- Opening Delimiter -

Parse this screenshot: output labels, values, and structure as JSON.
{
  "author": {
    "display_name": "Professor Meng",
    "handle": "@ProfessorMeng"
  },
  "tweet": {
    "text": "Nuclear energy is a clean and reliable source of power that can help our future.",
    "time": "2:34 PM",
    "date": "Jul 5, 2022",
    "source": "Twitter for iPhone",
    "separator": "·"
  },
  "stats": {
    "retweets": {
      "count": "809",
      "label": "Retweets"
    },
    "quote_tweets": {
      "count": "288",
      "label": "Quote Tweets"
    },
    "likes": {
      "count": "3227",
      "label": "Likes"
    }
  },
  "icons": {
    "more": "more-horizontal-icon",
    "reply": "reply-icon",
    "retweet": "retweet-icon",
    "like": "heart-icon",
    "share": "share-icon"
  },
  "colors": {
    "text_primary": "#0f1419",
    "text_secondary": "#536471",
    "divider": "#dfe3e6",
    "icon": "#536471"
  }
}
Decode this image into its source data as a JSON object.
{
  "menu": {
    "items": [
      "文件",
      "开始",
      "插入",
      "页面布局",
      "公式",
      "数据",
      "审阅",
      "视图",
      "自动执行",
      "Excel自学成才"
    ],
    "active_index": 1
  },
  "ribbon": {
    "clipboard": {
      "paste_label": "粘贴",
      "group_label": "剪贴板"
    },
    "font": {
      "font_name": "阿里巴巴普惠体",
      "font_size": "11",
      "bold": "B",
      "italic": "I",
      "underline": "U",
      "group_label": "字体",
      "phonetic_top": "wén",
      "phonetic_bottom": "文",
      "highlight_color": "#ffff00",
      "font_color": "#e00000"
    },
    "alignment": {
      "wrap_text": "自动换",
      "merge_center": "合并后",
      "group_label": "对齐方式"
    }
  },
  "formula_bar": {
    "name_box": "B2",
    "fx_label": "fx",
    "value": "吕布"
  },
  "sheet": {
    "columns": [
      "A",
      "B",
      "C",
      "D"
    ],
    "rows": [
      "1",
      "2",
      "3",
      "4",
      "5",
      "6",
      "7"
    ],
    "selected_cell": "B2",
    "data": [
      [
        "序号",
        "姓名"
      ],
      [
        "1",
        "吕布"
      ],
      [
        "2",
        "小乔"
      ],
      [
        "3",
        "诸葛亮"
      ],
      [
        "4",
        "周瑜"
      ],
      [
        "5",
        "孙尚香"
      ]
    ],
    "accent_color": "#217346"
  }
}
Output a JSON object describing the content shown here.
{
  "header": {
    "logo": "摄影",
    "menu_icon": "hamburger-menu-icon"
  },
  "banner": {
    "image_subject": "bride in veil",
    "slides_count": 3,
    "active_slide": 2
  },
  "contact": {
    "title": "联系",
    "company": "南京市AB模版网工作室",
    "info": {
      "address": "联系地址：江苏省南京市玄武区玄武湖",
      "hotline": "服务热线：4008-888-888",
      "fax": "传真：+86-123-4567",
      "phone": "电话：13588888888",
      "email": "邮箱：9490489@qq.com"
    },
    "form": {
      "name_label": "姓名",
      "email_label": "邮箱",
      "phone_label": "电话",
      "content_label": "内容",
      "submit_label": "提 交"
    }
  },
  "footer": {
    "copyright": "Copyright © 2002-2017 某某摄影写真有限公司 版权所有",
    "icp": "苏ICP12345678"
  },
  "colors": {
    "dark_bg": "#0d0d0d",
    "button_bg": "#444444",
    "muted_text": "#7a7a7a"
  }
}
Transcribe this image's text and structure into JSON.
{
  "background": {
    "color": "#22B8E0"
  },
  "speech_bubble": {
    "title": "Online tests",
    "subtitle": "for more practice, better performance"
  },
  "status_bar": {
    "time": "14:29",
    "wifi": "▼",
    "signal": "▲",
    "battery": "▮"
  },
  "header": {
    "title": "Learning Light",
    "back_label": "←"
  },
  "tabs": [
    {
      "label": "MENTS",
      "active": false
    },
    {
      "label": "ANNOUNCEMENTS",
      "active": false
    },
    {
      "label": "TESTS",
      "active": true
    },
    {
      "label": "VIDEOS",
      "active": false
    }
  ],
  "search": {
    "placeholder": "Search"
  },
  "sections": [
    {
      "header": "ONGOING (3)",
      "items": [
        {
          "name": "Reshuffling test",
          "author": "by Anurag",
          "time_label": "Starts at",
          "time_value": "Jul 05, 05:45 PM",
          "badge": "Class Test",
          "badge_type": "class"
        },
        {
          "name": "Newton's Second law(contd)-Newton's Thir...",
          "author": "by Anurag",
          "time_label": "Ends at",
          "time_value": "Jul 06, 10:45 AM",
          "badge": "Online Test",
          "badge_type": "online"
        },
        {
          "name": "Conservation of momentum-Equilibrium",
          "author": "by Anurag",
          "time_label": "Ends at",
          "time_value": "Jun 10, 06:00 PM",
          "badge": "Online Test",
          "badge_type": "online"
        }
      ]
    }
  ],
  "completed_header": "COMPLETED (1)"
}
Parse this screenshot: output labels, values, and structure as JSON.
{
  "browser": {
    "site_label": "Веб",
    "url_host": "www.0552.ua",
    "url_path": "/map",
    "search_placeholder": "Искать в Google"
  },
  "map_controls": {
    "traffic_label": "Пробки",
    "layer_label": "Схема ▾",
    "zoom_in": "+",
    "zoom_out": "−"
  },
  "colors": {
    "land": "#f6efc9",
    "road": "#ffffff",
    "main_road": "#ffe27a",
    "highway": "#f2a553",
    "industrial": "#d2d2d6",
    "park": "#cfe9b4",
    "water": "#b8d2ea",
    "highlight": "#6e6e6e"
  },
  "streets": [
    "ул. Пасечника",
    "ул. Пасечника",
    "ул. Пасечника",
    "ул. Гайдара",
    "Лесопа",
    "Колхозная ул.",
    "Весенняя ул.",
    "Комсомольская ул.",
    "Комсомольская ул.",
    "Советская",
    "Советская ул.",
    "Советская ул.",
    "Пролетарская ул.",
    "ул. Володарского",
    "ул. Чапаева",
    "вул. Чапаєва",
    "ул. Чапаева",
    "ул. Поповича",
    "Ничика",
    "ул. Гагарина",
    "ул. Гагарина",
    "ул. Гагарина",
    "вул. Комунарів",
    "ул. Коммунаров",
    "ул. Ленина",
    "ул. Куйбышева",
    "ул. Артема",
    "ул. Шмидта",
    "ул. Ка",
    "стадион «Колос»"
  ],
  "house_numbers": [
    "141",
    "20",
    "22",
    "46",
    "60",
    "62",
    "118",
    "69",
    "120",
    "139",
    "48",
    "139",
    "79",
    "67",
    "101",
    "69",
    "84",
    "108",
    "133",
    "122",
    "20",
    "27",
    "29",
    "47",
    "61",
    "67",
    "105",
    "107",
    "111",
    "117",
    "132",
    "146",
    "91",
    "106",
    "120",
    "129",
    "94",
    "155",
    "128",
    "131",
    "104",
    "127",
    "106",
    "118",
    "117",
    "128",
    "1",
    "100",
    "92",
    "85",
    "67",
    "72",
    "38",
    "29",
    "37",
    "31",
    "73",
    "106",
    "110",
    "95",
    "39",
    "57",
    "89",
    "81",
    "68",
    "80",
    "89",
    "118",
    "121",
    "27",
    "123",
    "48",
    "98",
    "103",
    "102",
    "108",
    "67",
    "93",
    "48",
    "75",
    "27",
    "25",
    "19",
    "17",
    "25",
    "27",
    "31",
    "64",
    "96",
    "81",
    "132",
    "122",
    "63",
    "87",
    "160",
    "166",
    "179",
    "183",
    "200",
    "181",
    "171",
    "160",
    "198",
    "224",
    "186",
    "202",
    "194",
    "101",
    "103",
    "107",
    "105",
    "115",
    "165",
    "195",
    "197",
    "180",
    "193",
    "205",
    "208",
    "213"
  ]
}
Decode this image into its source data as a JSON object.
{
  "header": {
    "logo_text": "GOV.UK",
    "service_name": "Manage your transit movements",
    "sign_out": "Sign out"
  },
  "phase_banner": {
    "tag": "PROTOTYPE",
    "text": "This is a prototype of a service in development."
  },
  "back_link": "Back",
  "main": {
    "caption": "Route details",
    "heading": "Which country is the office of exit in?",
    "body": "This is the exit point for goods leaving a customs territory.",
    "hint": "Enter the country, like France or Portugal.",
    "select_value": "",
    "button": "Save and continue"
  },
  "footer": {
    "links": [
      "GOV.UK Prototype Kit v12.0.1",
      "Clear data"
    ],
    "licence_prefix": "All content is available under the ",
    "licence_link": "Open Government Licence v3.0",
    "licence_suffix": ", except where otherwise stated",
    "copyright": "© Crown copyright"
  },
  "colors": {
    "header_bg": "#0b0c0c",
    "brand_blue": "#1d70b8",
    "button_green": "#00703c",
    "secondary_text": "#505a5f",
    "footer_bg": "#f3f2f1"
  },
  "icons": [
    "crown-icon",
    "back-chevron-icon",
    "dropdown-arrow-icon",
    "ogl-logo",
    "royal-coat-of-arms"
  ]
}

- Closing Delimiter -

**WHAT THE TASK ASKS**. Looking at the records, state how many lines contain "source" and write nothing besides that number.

**SOLUTION**. 4